The Pound letters introduce students of modernism to fresh primary materials, written during the artistic and literary ferment of the early twenties while Pound was engrossed in promotional and acquisitions work for the Dial in England and on the continent. They make clear that nearly all the foreign contributions published in the Dial during Pound's involvement were secured by Pound himself and that Pound can be seen to have established practically singlehandedly the distinctive international flavor for which the Dial quickly became known and respected. The letters also show Pound at his critical best in his running commentary on the Dial and stand as a coherent body of his criticism of the literature of the time - American, English, and European.

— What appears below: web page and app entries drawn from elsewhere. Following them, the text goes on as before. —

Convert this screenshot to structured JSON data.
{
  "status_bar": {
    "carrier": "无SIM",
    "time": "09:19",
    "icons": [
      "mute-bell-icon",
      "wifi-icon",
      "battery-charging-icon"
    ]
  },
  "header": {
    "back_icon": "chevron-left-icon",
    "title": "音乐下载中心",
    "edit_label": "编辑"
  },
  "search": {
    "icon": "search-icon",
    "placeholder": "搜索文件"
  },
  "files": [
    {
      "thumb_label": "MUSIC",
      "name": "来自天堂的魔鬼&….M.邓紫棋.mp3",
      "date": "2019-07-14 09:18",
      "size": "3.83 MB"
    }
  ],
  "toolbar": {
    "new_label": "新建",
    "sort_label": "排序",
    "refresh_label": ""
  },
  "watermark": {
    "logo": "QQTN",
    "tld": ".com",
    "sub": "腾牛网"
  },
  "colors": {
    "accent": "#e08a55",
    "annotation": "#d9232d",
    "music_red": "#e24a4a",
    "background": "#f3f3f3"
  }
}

If modernism began in the magazines, as Robert Scholes and Clifford Wulfman argue, then the study of modern culture should begin with these publications. Scholes and Wulfman's radically inclusive approach not only considers the "little" modernist magazines alongside the "big" or mass magazines often dismissed as antithetical to modernism's elite culture, but also insists that scholars must investigate their contents as a whole—from poetry to advertising—to appreciate their full significance. The book's appendix also reprints a previously uncollected critique of popular British magazines from 1917 and 1918 by Ezra Pound.